Boris and Ken as mayoral pizzas? I can't top that

It would certainly be beneath as principled a columnist as I to use this page to crassly try and secure free pizza for myself and my freeloading colleagues. Indeed, I hate cheap product placement as much as the next person. So, it's with some reluctance that I'm obliged to announce my good friends (!) at Pizza Express are currently offering rival Boris Johnson and Ken Livingstone pizzas on their menus in the English capital. "If you like a Sloppy Giuseppe, you'll love the 'Boris', with spicy beef, onions, peppers and an extra mop of Mozzarella on top – highlighting Boris's famously unkempt hair," we're told. "The 'Ken' is a twist on our new Pomodoro Pesto, with a strong tomato base and avocado featured as a nod to his 'Red Ken' persona." Diners are voting for their favourite, with the victor to be announced at the London Restaurant Festival next week.
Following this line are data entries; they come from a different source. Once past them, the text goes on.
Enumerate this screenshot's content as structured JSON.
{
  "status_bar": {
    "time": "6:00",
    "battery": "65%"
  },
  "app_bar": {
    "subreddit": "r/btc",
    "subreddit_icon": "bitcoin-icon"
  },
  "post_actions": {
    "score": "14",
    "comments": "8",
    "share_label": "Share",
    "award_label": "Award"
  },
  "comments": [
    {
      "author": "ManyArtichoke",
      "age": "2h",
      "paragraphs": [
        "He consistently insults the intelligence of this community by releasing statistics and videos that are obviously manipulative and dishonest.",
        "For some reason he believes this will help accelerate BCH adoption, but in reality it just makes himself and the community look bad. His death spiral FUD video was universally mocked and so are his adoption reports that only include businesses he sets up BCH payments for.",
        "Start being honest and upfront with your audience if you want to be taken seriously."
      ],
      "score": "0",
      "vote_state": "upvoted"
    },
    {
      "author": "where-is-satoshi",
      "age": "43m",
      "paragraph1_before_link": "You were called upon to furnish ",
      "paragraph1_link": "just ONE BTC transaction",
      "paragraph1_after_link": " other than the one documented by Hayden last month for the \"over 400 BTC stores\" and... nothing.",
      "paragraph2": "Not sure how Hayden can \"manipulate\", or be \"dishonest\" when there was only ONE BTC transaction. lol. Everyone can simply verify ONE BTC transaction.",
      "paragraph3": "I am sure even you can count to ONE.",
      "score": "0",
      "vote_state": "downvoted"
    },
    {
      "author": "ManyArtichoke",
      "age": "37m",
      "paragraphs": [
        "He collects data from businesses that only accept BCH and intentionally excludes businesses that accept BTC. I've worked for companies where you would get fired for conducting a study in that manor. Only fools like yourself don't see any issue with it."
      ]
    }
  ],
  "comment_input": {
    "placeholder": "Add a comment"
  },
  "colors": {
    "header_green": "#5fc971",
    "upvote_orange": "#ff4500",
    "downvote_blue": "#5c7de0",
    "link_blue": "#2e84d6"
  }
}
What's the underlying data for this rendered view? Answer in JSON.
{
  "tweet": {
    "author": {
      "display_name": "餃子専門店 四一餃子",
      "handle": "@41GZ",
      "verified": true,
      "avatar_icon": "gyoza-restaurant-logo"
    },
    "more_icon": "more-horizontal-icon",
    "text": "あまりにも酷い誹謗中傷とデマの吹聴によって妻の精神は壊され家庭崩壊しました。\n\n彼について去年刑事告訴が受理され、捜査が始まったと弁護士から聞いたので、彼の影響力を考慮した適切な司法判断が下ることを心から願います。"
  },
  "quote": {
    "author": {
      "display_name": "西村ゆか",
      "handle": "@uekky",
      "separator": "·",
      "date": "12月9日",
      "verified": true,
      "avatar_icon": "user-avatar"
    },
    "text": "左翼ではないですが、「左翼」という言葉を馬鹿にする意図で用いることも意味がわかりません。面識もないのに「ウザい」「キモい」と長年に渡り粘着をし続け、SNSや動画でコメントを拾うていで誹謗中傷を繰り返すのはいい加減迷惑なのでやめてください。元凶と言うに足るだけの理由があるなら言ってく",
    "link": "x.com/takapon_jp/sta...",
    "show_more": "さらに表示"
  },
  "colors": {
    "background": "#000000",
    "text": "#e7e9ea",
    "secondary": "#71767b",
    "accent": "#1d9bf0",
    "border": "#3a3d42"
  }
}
Should I be required to perform my all-important democratic duty in the meantime (preferably, with complimentary garlic bread and a beverage of choice) then naturally I will step up to the plate.